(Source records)

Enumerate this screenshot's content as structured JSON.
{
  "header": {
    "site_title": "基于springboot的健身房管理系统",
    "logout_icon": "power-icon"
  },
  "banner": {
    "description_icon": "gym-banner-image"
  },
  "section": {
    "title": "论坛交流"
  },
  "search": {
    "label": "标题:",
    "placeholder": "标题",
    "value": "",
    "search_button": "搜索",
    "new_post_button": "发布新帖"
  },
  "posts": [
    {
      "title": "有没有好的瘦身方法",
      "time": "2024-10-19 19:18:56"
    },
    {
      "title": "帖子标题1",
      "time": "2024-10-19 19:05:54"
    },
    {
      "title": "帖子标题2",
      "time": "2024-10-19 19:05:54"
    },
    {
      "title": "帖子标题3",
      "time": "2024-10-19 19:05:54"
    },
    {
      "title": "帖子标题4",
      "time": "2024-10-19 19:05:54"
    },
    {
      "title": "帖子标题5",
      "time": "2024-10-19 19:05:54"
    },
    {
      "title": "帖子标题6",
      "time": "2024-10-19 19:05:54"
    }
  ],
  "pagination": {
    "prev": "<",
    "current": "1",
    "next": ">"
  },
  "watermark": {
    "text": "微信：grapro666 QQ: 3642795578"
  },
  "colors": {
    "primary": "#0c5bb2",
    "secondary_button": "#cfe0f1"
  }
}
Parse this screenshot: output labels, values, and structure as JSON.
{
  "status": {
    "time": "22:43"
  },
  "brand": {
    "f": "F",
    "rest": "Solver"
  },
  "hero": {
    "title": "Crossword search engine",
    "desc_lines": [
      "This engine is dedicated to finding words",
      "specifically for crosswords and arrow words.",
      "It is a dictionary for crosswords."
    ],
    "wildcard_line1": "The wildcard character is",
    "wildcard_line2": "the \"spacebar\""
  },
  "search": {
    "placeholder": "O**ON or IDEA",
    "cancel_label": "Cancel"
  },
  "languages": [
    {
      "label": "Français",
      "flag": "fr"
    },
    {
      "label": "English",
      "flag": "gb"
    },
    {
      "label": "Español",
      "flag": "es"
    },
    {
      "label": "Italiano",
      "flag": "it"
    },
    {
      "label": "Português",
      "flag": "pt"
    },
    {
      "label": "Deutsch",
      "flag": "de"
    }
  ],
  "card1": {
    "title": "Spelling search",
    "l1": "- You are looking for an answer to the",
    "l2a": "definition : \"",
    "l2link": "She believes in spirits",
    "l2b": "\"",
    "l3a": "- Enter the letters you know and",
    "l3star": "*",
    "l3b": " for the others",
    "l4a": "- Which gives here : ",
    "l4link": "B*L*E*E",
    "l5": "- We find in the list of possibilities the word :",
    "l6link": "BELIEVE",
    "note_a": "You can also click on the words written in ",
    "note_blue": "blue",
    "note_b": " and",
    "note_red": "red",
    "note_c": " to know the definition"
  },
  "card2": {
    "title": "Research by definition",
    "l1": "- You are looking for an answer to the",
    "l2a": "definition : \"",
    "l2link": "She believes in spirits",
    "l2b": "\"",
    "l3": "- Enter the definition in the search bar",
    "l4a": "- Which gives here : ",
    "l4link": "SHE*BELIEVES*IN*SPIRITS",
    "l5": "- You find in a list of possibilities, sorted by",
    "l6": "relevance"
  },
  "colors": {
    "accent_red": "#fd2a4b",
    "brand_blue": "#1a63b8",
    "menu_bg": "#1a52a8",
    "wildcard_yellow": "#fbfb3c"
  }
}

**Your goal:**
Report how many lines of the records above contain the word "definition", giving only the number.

**Exercise answer:**
5